- **WORK TO COMPLETE**:
Write out all the data below exactly.

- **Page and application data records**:

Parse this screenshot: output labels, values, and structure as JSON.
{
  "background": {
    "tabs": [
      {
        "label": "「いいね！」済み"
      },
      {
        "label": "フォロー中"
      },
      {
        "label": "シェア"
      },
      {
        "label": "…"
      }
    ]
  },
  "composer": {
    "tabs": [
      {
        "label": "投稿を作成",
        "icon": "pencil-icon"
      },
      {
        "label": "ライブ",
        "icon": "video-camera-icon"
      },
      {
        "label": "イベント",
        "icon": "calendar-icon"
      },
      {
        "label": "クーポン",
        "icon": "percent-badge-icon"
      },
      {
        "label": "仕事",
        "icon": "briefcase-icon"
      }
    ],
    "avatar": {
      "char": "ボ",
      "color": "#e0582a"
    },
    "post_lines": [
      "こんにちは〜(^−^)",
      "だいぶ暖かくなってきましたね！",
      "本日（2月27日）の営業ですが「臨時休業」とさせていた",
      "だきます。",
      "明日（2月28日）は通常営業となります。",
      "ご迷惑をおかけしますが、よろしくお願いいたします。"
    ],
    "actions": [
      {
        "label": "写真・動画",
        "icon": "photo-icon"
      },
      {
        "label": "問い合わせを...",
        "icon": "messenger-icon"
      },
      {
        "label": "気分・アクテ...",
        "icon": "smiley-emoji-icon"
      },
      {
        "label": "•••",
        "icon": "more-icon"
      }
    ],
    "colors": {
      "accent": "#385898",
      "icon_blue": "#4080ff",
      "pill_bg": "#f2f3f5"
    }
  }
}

- **SOLUTION TO THE EXERCISE**:
Parse this screenshot: output labels, values, and structure as JSON.
{
  "background": {
    "tabs": [
      {
        "label": "「いいね！」済み"
      },
      {
        "label": "フォロー中"
      },
      {
        "label": "シェア"
      },
      {
        "label": "…"
      }
    ]
  },
  "composer": {
    "tabs": [
      {
        "label": "投稿を作成",
        "icon": "pencil-icon"
      },
      {
        "label": "ライブ",
        "icon": "video-camera-icon"
      },
      {
        "label": "イベント",
        "icon": "calendar-icon"
      },
      {
        "label": "クーポン",
        "icon": "percent-badge-icon"
      },
      {
        "label": "仕事",
        "icon": "briefcase-icon"
      }
    ],
    "avatar": {
      "char": "ボ",
      "color": "#e0582a"
    },
    "post_lines": [
      "こんにちは〜(^−^)",
      "だいぶ暖かくなってきましたね！",
      "本日（2月27日）の営業ですが「臨時休業」とさせていた",
      "だきます。",
      "明日（2月28日）は通常営業となります。",
      "ご迷惑をおかけしますが、よろしくお願いいたします。"
    ],
    "actions": [
      {
        "label": "写真・動画",
        "icon": "photo-icon"
      },
      {
        "label": "問い合わせを...",
        "icon": "messenger-icon"
      },
      {
        "label": "気分・アクテ...",
        "icon": "smiley-emoji-icon"
      },
      {
        "label": "•••",
        "icon": "more-icon"
      }
    ],
    "colors": {
      "accent": "#385898",
      "icon_blue": "#4080ff",
      "pill_bg": "#f2f3f5"
    }
  }
}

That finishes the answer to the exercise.